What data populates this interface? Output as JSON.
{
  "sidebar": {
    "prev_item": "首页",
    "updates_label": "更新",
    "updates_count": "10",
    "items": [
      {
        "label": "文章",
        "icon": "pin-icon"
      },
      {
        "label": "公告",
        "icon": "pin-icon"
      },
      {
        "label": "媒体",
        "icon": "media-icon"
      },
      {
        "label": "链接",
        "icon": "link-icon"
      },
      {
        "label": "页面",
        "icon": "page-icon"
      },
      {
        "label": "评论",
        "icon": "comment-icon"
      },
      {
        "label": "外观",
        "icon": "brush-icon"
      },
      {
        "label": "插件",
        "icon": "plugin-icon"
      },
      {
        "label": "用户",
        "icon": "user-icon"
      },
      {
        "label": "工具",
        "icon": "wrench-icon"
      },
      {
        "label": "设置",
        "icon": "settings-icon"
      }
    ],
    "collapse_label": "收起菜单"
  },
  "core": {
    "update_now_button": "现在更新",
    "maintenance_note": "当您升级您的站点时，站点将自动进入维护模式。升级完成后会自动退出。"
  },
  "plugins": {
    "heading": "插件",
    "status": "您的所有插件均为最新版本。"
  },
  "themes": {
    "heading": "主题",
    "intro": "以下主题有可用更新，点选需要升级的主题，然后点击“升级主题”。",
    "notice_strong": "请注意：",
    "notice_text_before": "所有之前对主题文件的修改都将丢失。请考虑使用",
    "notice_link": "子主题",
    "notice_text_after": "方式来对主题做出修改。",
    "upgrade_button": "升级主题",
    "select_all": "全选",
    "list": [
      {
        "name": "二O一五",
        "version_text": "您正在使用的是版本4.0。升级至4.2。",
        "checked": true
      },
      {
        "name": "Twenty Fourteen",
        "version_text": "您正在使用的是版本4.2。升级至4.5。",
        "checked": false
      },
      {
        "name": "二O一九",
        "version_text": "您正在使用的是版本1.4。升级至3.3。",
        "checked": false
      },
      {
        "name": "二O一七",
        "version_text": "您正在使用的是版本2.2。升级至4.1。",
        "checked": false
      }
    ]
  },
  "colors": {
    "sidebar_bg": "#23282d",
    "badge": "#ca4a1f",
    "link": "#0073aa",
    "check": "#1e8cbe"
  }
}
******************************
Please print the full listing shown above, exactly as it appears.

What data populates this interface? Output as JSON.
{
  "sidebar": {
    "prev_item": "首页",
    "updates_label": "更新",
    "updates_count": "10",
    "items": [
      {
        "label": "文章",
        "icon": "pin-icon"
      },
      {
        "label": "公告",
        "icon": "pin-icon"
      },
      {
        "label": "媒体",
        "icon": "media-icon"
      },
      {
        "label": "链接",
        "icon": "link-icon"
      },
      {
        "label": "页面",
        "icon": "page-icon"
      },
      {
        "label": "评论",
        "icon": "comment-icon"
      },
      {
        "label": "外观",
        "icon": "brush-icon"
      },
      {
        "label": "插件",
        "icon": "plugin-icon"
      },
      {
        "label": "用户",
        "icon": "user-icon"
      },
      {
        "label": "工具",
        "icon": "wrench-icon"
      },
      {
        "label": "设置",
        "icon": "settings-icon"
      }
    ],
    "collapse_label": "收起菜单"
  },
  "core": {
    "update_now_button": "现在更新",
    "maintenance_note": "当您升级您的站点时，站点将自动进入维护模式。升级完成后会自动退出。"
  },
  "plugins": {
    "heading": "插件",
    "status": "您的所有插件均为最新版本。"
  },
  "themes": {
    "heading": "主题",
    "intro": "以下主题有可用更新，点选需要升级的主题，然后点击“升级主题”。",
    "notice_strong": "请注意：",
    "notice_text_before": "所有之前对主题文件的修改都将丢失。请考虑使用",
    "notice_link": "子主题",
    "notice_text_after": "方式来对主题做出修改。",
    "upgrade_button": "升级主题",
    "select_all": "全选",
    "list": [
      {
        "name": "二O一五",
        "version_text": "您正在使用的是版本4.0。升级至4.2。",
        "checked": true
      },
      {
        "name": "Twenty Fourteen",
        "version_text": "您正在使用的是版本4.2。升级至4.5。",
        "checked": false
      },
      {
        "name": "二O一九",
        "version_text": "您正在使用的是版本1.4。升级至3.3。",
        "checked": false
      },
      {
        "name": "二O一七",
        "version_text": "您正在使用的是版本2.2。升级至4.1。",
        "checked": false
      }
    ]
  },
  "colors": {
    "sidebar_bg": "#23282d",
    "badge": "#ca4a1f",
    "link": "#0073aa",
    "check": "#1e8cbe"
  }
}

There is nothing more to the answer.